Country’s lone zoo struggles to sustain with no visitors for months amid the pandemicFor years, the zoo has survived on entry fees paid by the public, but now the facility is looking up to the government for support to feed animals and pay staff.
Chandan Kumar Mandal
Until the third week of March, it was just another regular day at the Central Zoo in Jawalakhel, Lalitpur. People queued for tickets—on Saturdays and public holidays, the number of visitors would simply double—to visit the country’s only formal zoo which hosts over 125 species—around 1,000 individual mammals, birds and reptiles among others.
And then came Covid-19. On March 18, the government barred gatherings of more than 25 at one place. On March 24, the country went into lockdown.
Since then, the zoo, which used to welcome around 3,000 to 4,000 visitors daily, has seen zero visitors.
“The zoo has remained closed for around six months now,” said Chiranjibi Prasad Pokharel, chief at the Central Zoo.
With no visitors—a Nepali visitor has to pay from Rs50 to Rs150 for one-time entry—the zoo is now struggling. For an adult foreigner, the ticket rate stands at Rs750.
“We are definitely facing challenges, as our main source of income, the fees that visitors pay, has completely dried up,” said Pokharel.
The Central Zoo, established as a private zoo in 1932 by Rana prime minister Juddha Shumsher, later came into the ownership of Nepal government with the political changes of the 1950s. Since 1995, the management responsibility of Nepal’s Central Zoo has been shifted to the National Trust for Nature Conservation for the next 30 years. The zoo is currently spread over six hectares of land.
Over the years it has evolved as a self-sustained undertaking.
With the number of visitors roughly standing at around one million annually, the zoo used to earn around Rs150 million.
According to zoo officials, the money was spent on feeding animals, paying staff salaries and maintenance works.
With not many places for outings in the capital city, the zoo is one of the major attractions. Apart from viewing caged animals, people also visited the facility for recreational purposes like boat rides and picnics.

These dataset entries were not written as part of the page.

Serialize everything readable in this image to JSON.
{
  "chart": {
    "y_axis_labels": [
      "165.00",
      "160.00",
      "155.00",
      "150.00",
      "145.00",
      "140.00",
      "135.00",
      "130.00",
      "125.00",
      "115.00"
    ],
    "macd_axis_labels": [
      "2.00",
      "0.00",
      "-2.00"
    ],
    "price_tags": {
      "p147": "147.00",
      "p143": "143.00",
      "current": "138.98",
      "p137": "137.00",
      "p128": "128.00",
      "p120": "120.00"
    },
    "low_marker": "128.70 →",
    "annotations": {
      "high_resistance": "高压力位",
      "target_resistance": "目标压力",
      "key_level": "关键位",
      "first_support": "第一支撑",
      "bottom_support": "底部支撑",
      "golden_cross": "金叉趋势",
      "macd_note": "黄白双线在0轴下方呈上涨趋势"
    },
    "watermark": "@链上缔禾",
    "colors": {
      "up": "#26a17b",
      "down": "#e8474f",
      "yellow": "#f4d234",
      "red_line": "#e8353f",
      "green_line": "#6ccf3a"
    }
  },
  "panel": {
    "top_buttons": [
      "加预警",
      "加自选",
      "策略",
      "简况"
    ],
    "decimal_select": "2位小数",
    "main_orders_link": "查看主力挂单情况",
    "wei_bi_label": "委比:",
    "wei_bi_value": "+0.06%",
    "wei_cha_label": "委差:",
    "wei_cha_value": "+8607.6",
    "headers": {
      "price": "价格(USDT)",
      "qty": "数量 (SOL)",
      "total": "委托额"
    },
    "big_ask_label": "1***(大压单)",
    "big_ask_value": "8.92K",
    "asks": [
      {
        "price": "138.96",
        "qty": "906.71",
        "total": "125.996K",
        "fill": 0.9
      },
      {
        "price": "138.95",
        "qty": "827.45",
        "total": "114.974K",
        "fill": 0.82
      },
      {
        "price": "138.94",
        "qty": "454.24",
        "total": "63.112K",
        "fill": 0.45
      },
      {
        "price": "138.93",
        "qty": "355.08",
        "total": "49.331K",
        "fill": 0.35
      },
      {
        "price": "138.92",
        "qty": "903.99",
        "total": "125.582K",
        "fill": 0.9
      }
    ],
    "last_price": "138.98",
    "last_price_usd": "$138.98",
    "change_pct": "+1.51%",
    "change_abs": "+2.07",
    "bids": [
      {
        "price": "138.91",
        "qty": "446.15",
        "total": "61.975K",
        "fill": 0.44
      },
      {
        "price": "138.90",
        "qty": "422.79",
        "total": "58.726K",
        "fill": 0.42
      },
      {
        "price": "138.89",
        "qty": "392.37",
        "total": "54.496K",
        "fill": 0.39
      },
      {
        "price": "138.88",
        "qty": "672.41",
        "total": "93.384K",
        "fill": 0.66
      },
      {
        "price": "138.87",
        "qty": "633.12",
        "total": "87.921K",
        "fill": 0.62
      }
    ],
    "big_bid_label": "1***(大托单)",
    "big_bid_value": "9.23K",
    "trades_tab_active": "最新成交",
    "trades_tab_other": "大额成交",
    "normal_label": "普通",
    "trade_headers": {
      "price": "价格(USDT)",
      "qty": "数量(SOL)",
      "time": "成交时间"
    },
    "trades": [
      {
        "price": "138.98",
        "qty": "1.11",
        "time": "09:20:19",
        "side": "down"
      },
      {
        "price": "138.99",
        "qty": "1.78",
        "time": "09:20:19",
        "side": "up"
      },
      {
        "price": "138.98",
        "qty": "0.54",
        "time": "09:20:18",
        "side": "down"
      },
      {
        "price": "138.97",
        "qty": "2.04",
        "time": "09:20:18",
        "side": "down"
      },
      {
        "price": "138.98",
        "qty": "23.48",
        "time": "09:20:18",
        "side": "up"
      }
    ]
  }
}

The monthly expenditure of the zoo stands somewhere between Rs10 million and Rs15 million.
According to Pokharel, for the zoo, it is just a break-even situation—it spends as much as it earns—and the facility does not have any extra savings.
“With no income from ticket sales, it has not been easy keeping the animals alive while paying for the 75 staffers,” said Pokharel. “There is no other source of income for the zoo.”

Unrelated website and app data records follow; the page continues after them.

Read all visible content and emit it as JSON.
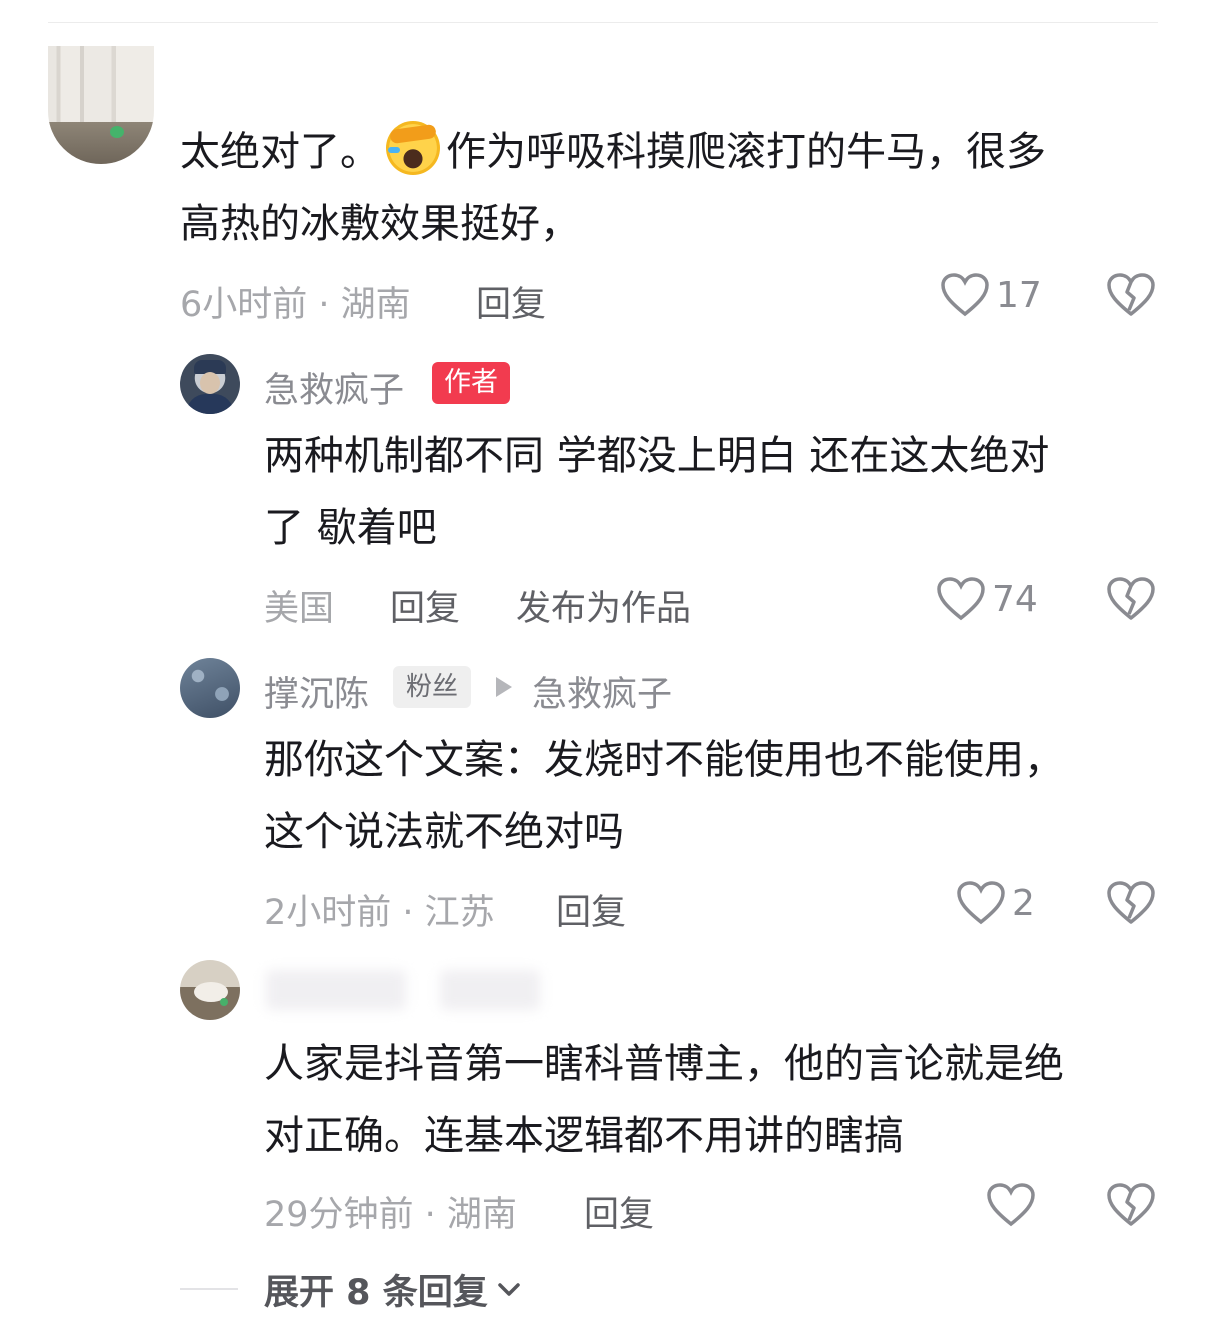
{
  "comments": [
    {
      "text_lines": [
        "太绝对了。",
        "作为呼吸科摸爬滚打的牛马，很多",
        "高热的冰敷效果挺好，"
      ],
      "emoji": "screaming-face-emoji",
      "meta": "6小时前 · 湖南",
      "reply": "回复",
      "likes": "17"
    },
    {
      "name": "急救疯子",
      "badge": "作者",
      "text_lines": [
        "两种机制都不同 学都没上明白 还在这太绝对",
        "了 歇着吧"
      ],
      "meta": "美国",
      "reply": "回复",
      "publish": "发布为作品",
      "likes": "74"
    },
    {
      "name": "撑沉陈",
      "badge": "粉丝",
      "reply_to": "急救疯子",
      "text_lines": [
        "那你这个文案：发烧时不能使用也不能使用，",
        "这个说法就不绝对吗"
      ],
      "meta": "2小时前 · 江苏",
      "reply": "回复",
      "likes": "2"
    },
    {
      "text_lines": [
        "人家是抖音第一瞎科普博主，他的言论就是绝",
        "对正确。连基本逻辑都不用讲的瞎搞"
      ],
      "meta": "29分钟前 · 湖南",
      "reply": "回复",
      "likes": ""
    }
  ],
  "expand_label": "展开 8 条回复",
  "icons": [
    "heart-icon",
    "broken-heart-icon",
    "chevron-down-icon"
  ],
  "colors": {
    "author_badge": "#f23b4f",
    "meta_gray": "#a6a7ab",
    "text": "#1a1a1f"
  }
}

With no solution in sight in the near future, zoo authorities have reached out to the government, seeking financial support.
It is awaiting response.
According to Hem Sagar Baral, a wildlife expert and Nepal head for Zoological Society of London, the government should immediately come forward to help the country’s only zoo cope with the crisis.
“For an adverse time like this, the government has to step up to protect the animals and staffers affected by the pandemic. Zoo authorities have been doing a fantastic job for the management of the zoo,” Baral told the Post. “Despite having a limited space, they have managed to take care of animals there.”
Even though the lockdown was lifted on July 21, people were not allowed to gather and the zoo was on the list of services that had to remain closed. A month later, district administrators imposed prohibitory orders in the Valley, restricting movements of people. The orders continue with some relaxations, but facilities like zoos are still on the list of those which must remain closed.
The zoo authorities are now working on various measures that they can adopt to reopen it.
Officials said they have prepared the standard operating procedures among other measures to welcome visitors maintaining health and safety protocols. The zoo has also proposed limiting the number of visitors per day and selling tickets online to avoid infections.
“We have prepared the standard operating procedures with an aim to reopen the zoo once the government decides to allow public gatherings in places like zoos," said Pokharel. "This is preparation on our part if the government asks us how we are planning to reopen and welcome visitors.”
With no response so far from the government on their request for financial support, zoo officials are currently at sea, as its coffers are just set to run dry.
“We are struggling to meet expenses,” said Pokharel.
Apart from housing animals, the Central Zoo also serves as the only shelter for wild animals rescued from various parts of Kathmandu Valley and its outskirts.
“The central zoo is a historic and cultural site. Besides, the Central Zoo is also an educational centre for school students as well as veterinary students to learn about animal behaviour,” said Baral.
“For Kathmandu Valley, it is also a place for an outing. The central zoo is a hub for education and research, refreshment and recreation. It needs to be protected.”